Harris finished 2012 with 90 yards on 15 carries, but still had to earn the starting gig as a senior.

He did, and has never looked back.

“I don’t think other people around the (Suburban League) realize how fast he is and how quick he is from side to side,” Houska said. “So, all the line has to do is open the tiniest hole and he can squirt right through it.”

Whoever was going to fill the running back position for the Hornets was one of the biggest question marks heading into the preseason. Harris has put those fears to rest behind a slashing style that even mixes in a little power to boot.

Gone are the days of I-formation power plays with Chris Snook and Aaron Maslowski. Highland now operates almost exclusively out of the shotgun and attacks the perimeter with Harris or with reigning Gazette MVP Bruce Kinsey up the gut on read options.

Harris fits the scheme to perfection and has games of 148 (Wooster), 194 (North Royalton) and 128 yards (Copley) under his belt. His emergence has made the read-option even more deadly, allowing Kinsey to go bonkers in Suburban League play due to the threat of play-action.

Though Harris has yet to break the big one — his longest run is 28 yards — he is a big reason why the Hornets lead the SL by a wide margin with 131 first downs. Highland is also well on its way to breaking last year’s school records for points and yards per game with 40.8 and 428.8, respectively.

“I’d like to think of myself as kind of a Ray Rice a little bit,” said Harris, who is not looking to play collegiately but sports a 27 ACT score and is interested in construction management. “I’m not very tall, but, I mean, I try to use speed and if I have nowhere else to go, I’ll put my shoulder down and try to get as much as I can get.
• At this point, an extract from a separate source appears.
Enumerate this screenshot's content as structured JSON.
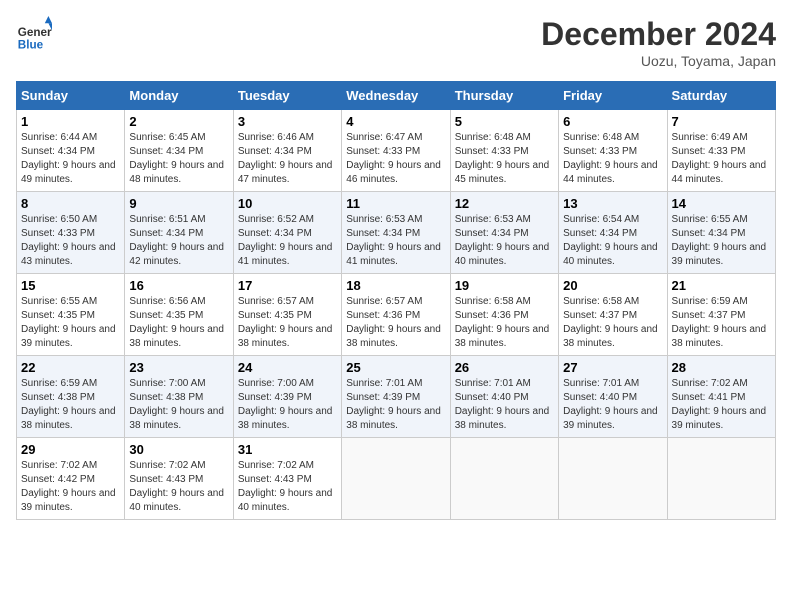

“(This season’s) been great because we have so many weapons all the way around. With all the receivers we have, to have the running game be that successful, it’s great to be a part of.”

Though the 6-0 start, No. 9 ranking in the Associated Press Division II state poll and No. 1 position in Division II, Region 4 are nice, Harris and the Hornets are hungry for more.

Make no bones about it: They’re gunning to join the 1955, 1969 and 2001 teams in the perfection club.

“What we just got done talking about is (being undefeated) is great and all, but if we don’t finish, it doesn’t mean anything,” Harris said. “We appreciate it. We do — a lot — but we need to stay focused and keep working.

“Going undefeated is our main goal. We want to win Suburban League, stay No. 1 in the region and we’re working every day for those goals.”

Contact Albert Grindle at (330) 721-4043 or agrindle@medina-gazette.com.